When I get a chance to jam away to America’s most popular music genre in my office, I am frequently presented with a stark contrast: the latest papers in my research area tend to be focused on advances related to urban computing, “smarter cities” and “connected cities” but the music to which I am rocking out has a spiritual home in rural areas and has an overwhelmingly negative view of technological change. Consider Miranda Lambert’s recent hit, “Automatic”, which is a harsh critique of automation featuring a protagonist who grew up in rural Texas.
This contrast highlights a much larger, ages-old trend: Rural areas have had a different relationship with technology than cities for a long, long time. In the United States, for instance, the adoption of the telephone and electricity followed a unique – and often delayed – trajectory in rural areas compared to the deployment of these technologies in urban areas.
In the “big data” era of crowdsourcing and social media, differences in how people use technology have implications far beyond the individual technology user and her immediate social network. A person who does not tweet or use Facebook loses more than just the chance to, for instance, broadcast information to her friends. She also effectively removes herself from numerous studies and omits her points-of-view from technologies like enterprise sentiment monitoring. Heck, a person who does not use social media probably removes herself from a good 50 percent of the studies and technologies written about on this blog.
In order to understand the extent to which differences in technology use between urban and rural areas have led to urban biases in social media “big data”, my colleague Monica Stephens (of Floating Sheep fame) and I executed a series of studies on Twitter, Foursquare, and Flickr, focusing on the United States (we hope to expand our research to other countries in the future).
Examining large datasets of tweets, check-in, and photos, we found a surprisingly extensive urban bias in all of these social media communities. For instance, there are 3.5 times more Twitter users per capita in core urban counties in the United States than rural counties. Moreover, urban users tweet more than their rural counterparts, resulting in there being 5.3 times more tweets per capita from city-dwelling Twitter users than rural ones.
It was with Foursquare, however, that we saw the largest urban biases: there are over 24 times more Foursquare users per capita in urban areas than rural ones. In other words, a rural venue – say The Pink Pig BBQ in Hardeeville, South Carolina – is likely to get many fewer check-ins per visitor than a hip urban one — say, HipCityVeg in Philadelphia.

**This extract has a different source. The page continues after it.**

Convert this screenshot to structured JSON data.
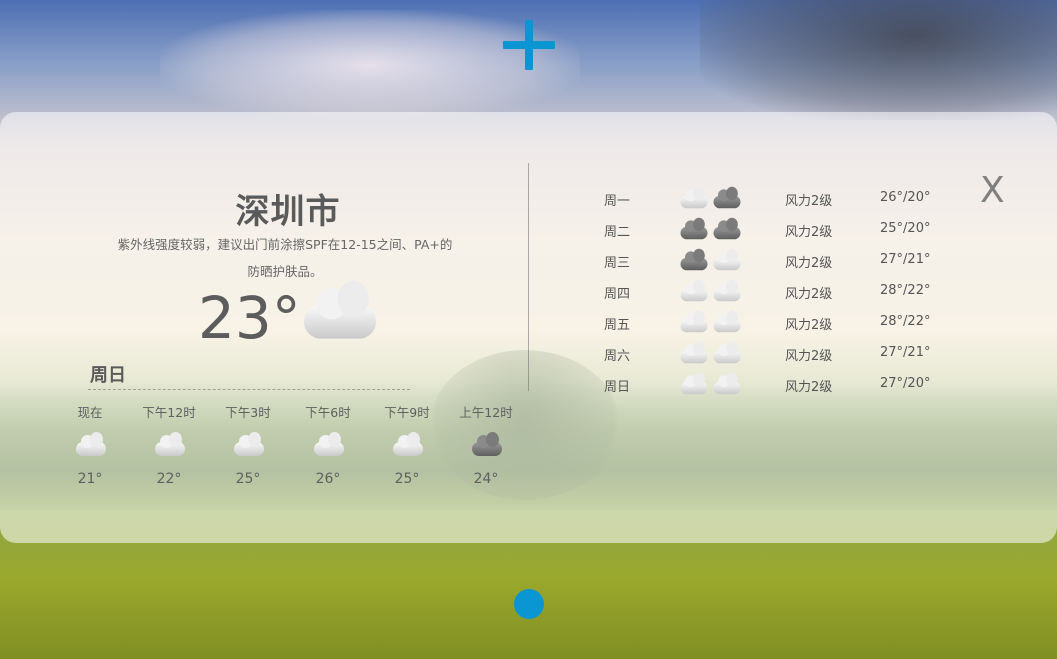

Moreover, many of the check-ins (and subsequent reviews) for restaurants like the Pink Pig are likely to come from urbanites travelling through, rather than people who can express local perspectives.
The enormous discrepancy in Foursquare usage across urban and rural areas begs the question: Has the location-sharing model in Foursquare fundamentally failed to appeal to rural users? If so, what model might appeal more? At the turn of the 20th century, the telephone had to be adapted to rural areas’ needs. Perhaps the same is true for location-sharing.
More generally, our results add to the growing body of literature that shows that the views and observations presented in social media do not perfectly represent those of the overall population. Whether you’re a social media researcher or the person at your company in charge of social media, it’s important to remember that you’re dealing with a heavily biased sample, especially when considering the urban/rural dimension.
We also hope that our work can add to our colleague Eric Gilbert’s call for more research on technology use in rural areas (and the development of technology specifically designed for these areas). In the United States, almost 60 million people live in rural areas (over 19 percent of the population), yet rural users’ relationships with technology receive almost no attention from many sub-fields of computer science, including my sub-field, human-computer interaction.
I’ll be presenting the paper Monica and I wrote about this work at this year’s International Conference on Weblogs and Social Media (ICWSM), a venue for research on social media and related topics that is, like Miranda Lambert, quickly rising up the A-list. For those of you who can’t make the conference, you can read the paper here.